- No longer using fee-for-service to pay providers;
- Encouraging patients to visit quality providers;
- Designing plans that permit savings for states capable of reducing health care costs.
Posted on March 22, 2013
America’s Health Insurance Plan (AHIP) released a study indicating that hospital prices increased 8.2% per year between 2008 and 2010, even after adjusting for the quantity and complexity of the procedures performed. The study, recently published in the American Journal of Managed Care, found that bronchitis and asthma treatment costs rose 10.3% per year and the cost for spinal fusion increased 15.2% per year. The study concludes that the underlying costs of medical care must be addressed in order make health care coverage affordable.
Posted on March 14, 2013
In a field report published yesterday, the Commonwealth Fund discusses the progress made by accountable care organizations (ACOs) in improving health care quality and efficiency. ACOs, established by the Affordable Care Act (ACA) as a Medicare delivery system option, are designed to systematically improve health care delivery and mitigate cost increases by forming contractual relationships between physicians and payers.
This report details the successes and challenges experienced by seven hospital-physician groups that are considered early-adapters of the ACO model. These entities are involved, or will soon be involved, in risk-sharing arrangements with public and private payers. Representatives from the featured ACOs discuss their strategies for integrating clinicians, managing practices, designing incentives, and sharing rewards. The goal of this report is to educate providers in methods that promote partnership and success in ACOs.
Posted on February 22, 2013
In a study led by the Dartmouth Atlas Project and The Dartmouth Institute for Health Policy & Clinical Practice, researchers raise questions regarding the risk adjustment that Medicare and others apply to insurance claims data in an effort to make effective comparisons about the performance of doctors and hospitals and to credit providers for treating patients who are sicker than average. The study examines commonly used risk-adjustment methods and finds that regions and hospitals with more physician visits, referrals, tests, and imaging can make some patient populations appear to be sicker than others when they are not. As a result, these regions and providers with more diagnoses receive higher reimbursements.
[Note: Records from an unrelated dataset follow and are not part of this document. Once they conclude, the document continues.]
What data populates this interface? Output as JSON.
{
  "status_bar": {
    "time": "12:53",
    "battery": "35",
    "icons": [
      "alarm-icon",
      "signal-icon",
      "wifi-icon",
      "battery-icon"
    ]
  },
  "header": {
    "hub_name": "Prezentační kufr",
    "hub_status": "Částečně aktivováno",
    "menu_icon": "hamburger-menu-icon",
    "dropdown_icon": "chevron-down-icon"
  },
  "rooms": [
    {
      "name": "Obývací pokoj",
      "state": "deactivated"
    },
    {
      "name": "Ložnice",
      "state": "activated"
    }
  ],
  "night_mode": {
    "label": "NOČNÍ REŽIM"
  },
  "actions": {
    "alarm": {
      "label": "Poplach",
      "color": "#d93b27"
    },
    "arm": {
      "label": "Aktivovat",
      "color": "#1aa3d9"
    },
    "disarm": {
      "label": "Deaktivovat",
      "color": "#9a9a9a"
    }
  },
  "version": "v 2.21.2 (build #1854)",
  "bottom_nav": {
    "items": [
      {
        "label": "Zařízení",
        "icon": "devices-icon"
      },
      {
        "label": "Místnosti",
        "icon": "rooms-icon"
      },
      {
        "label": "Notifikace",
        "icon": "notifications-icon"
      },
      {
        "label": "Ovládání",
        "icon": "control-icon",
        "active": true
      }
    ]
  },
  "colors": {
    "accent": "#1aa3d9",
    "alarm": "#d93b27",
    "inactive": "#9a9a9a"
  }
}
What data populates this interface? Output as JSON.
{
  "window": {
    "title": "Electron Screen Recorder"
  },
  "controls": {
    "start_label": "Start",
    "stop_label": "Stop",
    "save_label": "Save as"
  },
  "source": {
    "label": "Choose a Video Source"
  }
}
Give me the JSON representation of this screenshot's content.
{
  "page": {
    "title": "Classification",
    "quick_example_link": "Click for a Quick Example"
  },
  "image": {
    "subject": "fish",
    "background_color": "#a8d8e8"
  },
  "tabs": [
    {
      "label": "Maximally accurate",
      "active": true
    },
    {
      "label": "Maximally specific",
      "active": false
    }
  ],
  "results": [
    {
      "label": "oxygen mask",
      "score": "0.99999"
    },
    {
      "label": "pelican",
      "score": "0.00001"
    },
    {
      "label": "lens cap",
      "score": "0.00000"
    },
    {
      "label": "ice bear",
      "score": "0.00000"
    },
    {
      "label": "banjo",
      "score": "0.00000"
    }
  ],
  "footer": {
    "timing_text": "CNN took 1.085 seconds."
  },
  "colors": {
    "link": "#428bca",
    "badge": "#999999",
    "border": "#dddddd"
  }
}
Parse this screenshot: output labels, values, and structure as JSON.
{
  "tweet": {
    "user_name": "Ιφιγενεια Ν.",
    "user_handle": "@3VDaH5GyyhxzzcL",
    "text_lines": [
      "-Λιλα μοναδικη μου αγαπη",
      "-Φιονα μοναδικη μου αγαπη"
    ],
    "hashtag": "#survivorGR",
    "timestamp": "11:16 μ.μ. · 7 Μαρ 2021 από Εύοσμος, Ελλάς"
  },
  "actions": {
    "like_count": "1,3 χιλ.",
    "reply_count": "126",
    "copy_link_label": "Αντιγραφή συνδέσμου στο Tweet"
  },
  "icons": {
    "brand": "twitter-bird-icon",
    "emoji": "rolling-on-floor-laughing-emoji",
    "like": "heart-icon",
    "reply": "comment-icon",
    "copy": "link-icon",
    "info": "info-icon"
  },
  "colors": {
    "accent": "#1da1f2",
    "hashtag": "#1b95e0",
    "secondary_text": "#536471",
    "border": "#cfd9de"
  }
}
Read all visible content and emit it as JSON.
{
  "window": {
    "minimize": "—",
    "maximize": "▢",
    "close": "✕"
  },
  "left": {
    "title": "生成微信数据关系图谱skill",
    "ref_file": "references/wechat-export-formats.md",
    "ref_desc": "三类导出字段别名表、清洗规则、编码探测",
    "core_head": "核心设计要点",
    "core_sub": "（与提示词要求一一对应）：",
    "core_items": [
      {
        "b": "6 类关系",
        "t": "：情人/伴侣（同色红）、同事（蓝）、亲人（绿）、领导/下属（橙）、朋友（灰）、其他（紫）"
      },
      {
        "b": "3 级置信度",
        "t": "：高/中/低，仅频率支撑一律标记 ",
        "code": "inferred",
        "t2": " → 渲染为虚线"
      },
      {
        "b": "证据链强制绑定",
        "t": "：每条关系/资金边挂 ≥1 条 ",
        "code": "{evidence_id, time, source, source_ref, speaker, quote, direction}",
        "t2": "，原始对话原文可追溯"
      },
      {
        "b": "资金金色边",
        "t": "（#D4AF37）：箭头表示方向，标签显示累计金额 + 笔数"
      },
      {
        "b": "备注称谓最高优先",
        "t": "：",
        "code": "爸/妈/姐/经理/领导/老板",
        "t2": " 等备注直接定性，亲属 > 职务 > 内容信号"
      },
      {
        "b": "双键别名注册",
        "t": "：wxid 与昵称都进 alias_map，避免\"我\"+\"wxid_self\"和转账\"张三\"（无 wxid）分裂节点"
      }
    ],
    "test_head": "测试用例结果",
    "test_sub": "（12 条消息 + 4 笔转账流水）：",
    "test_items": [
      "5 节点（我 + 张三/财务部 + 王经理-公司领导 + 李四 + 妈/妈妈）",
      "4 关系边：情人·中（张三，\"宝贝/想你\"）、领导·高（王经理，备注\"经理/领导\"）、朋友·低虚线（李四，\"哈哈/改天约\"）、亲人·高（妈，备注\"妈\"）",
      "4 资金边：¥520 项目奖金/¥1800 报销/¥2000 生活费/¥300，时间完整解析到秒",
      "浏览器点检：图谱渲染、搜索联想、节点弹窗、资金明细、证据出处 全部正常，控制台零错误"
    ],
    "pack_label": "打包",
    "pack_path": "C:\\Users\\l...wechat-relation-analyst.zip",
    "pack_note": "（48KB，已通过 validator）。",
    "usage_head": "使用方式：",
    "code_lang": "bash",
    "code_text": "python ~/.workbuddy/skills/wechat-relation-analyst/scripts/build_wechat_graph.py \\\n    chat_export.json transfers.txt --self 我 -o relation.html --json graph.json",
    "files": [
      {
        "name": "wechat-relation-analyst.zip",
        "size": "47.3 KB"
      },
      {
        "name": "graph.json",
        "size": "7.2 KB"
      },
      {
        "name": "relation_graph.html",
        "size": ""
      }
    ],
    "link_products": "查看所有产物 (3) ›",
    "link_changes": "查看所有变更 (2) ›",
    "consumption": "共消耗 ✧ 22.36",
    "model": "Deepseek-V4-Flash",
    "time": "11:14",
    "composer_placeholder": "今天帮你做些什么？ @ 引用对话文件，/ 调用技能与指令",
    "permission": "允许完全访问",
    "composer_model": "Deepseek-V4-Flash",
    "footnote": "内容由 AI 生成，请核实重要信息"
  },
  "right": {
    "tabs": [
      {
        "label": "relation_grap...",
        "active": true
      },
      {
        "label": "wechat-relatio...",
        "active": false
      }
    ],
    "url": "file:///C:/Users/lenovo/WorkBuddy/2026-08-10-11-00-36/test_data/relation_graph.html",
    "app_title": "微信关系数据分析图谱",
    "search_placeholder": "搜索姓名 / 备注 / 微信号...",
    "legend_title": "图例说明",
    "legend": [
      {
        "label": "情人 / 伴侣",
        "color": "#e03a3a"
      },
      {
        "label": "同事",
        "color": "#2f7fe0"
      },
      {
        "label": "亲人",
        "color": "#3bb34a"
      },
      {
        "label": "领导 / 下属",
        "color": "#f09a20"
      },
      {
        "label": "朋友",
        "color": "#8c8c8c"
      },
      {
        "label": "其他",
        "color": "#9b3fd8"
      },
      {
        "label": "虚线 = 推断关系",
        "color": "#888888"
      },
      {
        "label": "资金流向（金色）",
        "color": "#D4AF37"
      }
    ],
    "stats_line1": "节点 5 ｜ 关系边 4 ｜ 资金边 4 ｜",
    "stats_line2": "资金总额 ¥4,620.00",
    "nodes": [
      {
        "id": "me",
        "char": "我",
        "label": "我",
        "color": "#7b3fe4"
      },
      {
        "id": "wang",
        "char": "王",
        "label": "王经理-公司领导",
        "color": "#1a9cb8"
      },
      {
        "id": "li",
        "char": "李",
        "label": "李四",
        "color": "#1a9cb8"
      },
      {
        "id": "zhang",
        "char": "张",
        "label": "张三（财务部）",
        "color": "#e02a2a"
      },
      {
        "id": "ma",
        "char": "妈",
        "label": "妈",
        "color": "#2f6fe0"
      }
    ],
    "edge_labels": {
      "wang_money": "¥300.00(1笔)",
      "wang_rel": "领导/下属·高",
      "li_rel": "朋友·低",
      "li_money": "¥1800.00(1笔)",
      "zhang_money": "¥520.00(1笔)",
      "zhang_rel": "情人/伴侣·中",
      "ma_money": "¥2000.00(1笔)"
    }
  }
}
Posted on February 21, 2013
According to a report published by the U.S. Department of Health and Human Services’ (HHS) Office of Inspector General (OIG), 35 States reported that they anticipate implementing streamlined eligibility and enrollment systems, streamlined application forms, and data sharing and matching by January 1, 2014, as mandated under section 1413 of the Affordable Care Act (ACA). However, the report also describes challenges reported by States, such as implementing the requirements by the target date and upgrading outdated eligibility and enrollment systems. The report details various funding issues related to implementing needed changes. According to the paper, States also reported needing information and guidance, particularly on the Secretary’s application form, the planned Federal data services hub, and the calculation of Modified Adjusted Gross Income (MAGI). The OIG report concluded that the Centers for Medicare & Medicaid Services (CMS) should continue to provide guidance to States as they prepare to implement the streamlined eligibility and enrollment systems.
Posted on February 5, 2013
Yesterday, the Centers for Medicare & Medicaid Services (CMS) issued a proposed rule, which would reform Medicare regulations that CMS has identified as unnecessary, obsolete, or excessively burdensome on health care providers and suppliers, as well as certain regulations under the Clinical Laboratory Improvement Amendments of 1988 (CLIA). The rule would enable health care professionals to devote resources to improving patient care through the elimination or improvement of requirements that currently impede quality or divert resources.